(Data entries)

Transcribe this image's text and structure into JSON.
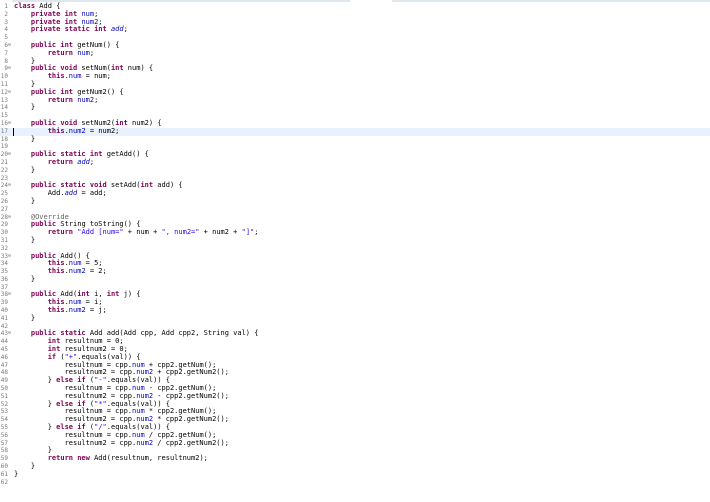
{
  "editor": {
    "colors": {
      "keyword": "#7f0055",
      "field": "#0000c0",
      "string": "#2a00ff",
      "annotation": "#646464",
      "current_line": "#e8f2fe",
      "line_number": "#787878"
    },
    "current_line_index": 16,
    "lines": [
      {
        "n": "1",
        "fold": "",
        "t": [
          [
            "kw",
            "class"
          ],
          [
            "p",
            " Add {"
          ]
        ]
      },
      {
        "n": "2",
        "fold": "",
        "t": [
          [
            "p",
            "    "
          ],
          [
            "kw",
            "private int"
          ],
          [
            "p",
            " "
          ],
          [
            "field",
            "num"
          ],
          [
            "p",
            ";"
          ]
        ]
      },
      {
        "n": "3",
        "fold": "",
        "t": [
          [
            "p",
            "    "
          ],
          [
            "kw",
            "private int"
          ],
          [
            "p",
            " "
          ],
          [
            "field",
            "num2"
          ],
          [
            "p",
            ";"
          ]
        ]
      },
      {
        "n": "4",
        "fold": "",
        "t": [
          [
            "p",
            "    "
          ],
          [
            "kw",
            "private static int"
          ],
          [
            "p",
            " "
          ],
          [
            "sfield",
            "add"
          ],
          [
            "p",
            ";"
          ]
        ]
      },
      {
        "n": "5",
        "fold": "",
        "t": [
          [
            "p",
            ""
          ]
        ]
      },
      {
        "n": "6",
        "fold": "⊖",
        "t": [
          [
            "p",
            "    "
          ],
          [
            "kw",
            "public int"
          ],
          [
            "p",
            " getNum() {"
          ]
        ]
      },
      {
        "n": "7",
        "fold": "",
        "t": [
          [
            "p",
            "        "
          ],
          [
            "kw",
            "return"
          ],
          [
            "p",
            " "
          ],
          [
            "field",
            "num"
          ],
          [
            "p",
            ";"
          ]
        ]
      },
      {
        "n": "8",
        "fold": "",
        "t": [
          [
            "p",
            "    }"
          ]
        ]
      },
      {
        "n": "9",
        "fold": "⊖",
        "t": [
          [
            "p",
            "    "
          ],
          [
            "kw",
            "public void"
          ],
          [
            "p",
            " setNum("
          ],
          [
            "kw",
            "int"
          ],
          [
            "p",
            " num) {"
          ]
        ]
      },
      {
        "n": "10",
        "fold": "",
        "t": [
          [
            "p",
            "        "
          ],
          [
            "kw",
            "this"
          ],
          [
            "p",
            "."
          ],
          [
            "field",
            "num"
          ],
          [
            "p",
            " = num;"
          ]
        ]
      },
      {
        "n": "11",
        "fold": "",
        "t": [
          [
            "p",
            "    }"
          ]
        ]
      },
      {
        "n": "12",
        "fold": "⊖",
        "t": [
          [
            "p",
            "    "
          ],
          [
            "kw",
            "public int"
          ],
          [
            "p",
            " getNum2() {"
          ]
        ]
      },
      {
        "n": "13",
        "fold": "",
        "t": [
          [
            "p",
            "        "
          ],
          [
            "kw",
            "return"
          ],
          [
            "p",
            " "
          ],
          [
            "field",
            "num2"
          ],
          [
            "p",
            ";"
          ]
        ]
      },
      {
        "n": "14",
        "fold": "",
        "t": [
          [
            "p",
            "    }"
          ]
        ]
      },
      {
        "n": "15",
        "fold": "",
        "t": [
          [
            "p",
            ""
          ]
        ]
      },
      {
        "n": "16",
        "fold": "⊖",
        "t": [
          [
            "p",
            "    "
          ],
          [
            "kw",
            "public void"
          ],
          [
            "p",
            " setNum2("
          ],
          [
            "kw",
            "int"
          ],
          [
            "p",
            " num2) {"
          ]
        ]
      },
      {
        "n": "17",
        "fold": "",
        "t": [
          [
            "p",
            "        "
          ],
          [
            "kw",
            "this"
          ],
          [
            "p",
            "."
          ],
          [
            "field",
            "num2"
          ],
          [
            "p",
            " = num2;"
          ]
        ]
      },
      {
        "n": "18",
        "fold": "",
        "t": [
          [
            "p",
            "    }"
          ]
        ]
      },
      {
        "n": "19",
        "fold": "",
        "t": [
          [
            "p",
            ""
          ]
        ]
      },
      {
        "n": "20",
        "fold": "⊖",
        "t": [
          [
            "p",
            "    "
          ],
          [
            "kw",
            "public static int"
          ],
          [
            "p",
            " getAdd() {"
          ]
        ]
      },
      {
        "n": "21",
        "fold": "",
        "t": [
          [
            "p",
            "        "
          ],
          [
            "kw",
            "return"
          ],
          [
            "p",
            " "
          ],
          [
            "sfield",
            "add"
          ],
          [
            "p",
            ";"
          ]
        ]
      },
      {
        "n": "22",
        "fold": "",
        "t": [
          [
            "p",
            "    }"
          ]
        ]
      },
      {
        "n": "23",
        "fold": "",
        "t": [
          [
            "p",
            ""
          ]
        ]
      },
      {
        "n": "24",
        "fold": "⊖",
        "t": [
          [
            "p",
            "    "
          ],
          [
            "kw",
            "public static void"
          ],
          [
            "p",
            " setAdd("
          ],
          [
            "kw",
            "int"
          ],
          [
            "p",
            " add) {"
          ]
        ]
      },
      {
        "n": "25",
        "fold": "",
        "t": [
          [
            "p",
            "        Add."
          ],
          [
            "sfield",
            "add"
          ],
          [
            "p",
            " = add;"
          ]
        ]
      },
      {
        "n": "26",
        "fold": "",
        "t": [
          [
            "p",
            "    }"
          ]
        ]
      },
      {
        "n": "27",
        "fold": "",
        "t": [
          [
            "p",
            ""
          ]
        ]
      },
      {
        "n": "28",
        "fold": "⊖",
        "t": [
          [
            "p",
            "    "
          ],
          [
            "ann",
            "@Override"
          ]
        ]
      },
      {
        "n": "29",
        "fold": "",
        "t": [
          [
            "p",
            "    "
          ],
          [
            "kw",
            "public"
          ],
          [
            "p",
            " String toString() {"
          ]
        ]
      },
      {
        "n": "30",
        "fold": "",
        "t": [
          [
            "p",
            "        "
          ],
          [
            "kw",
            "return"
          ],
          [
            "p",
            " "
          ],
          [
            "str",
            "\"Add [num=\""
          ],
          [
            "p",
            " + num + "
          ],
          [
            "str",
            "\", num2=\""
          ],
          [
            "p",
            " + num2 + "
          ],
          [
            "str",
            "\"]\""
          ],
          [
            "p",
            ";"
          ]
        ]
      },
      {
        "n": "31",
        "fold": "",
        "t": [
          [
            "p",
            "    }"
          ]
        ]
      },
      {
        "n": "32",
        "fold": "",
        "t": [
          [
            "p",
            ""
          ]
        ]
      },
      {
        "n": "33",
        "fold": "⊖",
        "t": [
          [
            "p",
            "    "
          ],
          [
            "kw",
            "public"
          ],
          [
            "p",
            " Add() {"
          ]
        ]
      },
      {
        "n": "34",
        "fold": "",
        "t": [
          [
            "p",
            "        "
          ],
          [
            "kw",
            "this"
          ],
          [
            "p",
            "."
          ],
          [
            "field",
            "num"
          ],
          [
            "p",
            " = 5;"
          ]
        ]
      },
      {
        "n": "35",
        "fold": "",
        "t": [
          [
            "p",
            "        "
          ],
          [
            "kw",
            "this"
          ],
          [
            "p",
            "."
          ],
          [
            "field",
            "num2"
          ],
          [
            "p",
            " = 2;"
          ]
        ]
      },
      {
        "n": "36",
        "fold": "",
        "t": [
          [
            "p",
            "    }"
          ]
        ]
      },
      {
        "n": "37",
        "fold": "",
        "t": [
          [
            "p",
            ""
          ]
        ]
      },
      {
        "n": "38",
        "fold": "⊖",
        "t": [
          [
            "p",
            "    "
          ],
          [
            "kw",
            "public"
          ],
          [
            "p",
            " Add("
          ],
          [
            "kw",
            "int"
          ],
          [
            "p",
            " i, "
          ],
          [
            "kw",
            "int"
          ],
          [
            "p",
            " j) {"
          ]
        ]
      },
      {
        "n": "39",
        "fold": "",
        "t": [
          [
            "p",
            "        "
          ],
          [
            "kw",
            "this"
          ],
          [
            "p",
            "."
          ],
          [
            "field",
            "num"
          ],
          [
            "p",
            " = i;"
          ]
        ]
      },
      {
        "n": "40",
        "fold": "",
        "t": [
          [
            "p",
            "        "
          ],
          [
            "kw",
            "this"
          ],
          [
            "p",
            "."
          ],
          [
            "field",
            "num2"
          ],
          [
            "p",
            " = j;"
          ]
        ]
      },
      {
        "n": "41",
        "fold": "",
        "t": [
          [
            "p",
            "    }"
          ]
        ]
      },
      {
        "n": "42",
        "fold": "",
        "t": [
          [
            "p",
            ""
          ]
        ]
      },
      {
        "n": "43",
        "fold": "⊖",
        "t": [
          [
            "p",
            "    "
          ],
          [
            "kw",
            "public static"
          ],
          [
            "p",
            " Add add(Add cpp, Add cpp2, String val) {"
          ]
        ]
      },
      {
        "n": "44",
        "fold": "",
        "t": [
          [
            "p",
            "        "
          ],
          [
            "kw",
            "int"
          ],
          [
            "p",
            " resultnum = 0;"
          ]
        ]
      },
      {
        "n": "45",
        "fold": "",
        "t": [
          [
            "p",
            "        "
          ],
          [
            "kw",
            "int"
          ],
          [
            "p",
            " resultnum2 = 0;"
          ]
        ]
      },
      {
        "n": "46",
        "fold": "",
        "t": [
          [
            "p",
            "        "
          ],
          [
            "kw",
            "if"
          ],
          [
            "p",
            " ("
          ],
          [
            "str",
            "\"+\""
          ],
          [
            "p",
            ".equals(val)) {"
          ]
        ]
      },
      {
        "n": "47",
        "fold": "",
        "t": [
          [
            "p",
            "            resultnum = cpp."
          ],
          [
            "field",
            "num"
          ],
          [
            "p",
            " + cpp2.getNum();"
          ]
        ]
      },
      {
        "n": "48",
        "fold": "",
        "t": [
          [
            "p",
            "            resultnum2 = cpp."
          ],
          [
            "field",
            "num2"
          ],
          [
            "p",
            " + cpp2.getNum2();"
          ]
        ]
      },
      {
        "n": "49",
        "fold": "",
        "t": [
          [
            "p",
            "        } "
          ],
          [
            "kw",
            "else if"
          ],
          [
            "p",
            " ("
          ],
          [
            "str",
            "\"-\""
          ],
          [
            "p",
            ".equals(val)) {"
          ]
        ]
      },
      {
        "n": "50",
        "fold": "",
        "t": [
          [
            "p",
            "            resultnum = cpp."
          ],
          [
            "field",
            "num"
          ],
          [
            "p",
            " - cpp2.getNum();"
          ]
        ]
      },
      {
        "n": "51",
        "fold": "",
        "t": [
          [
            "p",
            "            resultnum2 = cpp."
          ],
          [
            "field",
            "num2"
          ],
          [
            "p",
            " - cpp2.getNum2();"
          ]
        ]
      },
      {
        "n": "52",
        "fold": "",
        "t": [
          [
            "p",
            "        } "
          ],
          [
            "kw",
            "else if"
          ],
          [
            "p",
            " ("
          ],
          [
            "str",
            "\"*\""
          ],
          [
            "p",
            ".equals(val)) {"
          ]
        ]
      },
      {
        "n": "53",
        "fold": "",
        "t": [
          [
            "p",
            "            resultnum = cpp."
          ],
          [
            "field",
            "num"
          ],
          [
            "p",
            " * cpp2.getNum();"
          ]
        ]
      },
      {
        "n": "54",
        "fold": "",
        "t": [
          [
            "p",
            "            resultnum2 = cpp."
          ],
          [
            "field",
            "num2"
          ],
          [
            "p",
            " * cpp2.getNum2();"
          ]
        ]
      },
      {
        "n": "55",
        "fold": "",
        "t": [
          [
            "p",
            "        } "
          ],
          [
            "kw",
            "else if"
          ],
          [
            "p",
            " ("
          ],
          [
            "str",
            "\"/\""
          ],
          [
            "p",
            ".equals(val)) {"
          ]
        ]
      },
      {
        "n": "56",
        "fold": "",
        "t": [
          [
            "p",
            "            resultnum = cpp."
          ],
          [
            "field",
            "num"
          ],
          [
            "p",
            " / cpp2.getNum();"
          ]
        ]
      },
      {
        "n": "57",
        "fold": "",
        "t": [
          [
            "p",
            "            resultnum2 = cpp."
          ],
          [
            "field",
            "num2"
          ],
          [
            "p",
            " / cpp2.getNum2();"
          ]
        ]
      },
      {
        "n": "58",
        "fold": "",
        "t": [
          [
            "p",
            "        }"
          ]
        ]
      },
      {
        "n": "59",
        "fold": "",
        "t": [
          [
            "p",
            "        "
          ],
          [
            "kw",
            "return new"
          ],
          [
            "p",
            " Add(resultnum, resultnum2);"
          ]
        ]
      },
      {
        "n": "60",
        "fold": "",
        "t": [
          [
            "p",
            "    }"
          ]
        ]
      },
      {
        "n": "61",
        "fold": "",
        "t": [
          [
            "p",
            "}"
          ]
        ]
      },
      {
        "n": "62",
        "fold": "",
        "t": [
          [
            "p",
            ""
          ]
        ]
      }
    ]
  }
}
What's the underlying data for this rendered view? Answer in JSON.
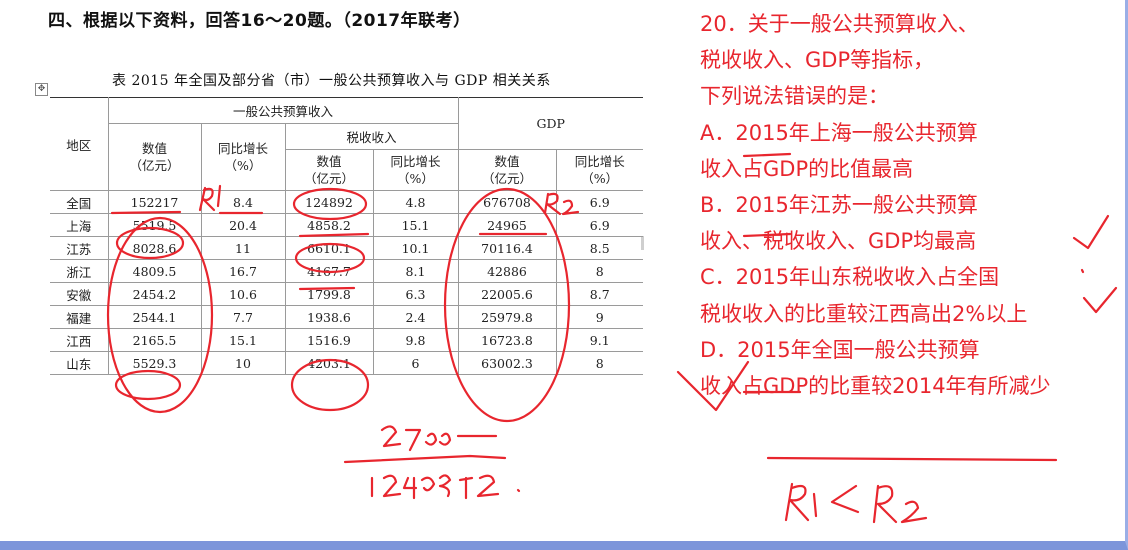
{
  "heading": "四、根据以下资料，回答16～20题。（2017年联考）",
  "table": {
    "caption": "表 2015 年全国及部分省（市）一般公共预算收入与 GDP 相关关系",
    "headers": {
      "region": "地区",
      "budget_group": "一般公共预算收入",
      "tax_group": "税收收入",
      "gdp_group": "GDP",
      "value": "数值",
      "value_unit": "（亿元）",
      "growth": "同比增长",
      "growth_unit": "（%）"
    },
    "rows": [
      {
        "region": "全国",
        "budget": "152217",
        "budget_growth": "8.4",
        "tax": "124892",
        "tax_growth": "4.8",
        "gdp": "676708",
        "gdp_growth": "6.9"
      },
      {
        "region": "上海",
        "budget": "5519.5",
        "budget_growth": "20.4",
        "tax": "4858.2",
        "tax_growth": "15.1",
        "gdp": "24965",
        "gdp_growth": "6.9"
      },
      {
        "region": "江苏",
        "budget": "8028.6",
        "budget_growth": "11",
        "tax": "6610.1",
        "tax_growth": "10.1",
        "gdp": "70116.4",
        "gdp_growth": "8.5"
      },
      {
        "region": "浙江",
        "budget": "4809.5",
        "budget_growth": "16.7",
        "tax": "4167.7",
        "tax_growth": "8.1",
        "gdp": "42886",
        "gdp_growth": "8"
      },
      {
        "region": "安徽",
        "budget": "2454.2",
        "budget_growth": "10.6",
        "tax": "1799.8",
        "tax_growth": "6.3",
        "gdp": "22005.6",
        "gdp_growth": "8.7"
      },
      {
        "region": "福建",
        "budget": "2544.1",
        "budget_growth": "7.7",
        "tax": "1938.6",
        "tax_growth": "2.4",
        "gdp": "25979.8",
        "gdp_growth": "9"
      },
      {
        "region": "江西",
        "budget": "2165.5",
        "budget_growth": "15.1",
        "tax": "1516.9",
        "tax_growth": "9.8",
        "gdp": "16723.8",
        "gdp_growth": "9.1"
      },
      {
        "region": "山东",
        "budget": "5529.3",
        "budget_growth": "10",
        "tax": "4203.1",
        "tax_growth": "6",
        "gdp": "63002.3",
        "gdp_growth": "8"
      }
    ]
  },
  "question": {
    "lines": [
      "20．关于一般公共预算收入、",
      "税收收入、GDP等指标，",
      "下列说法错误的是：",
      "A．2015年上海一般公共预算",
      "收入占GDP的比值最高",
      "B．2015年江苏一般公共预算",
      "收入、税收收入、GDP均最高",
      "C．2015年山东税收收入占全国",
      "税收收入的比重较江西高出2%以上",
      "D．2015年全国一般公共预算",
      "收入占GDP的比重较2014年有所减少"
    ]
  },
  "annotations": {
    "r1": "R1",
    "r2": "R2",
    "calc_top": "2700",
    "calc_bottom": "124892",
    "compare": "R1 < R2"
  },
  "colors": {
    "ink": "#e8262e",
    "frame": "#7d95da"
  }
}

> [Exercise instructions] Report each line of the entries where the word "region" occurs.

> [Output]
      "region": "地区",
        "region": "全国",
        "region": "上海",
        "region": "江苏",
        "region": "浙江",
        "region": "安徽",
        "region": "福建",
        "region": "江西",
        "region": "山东",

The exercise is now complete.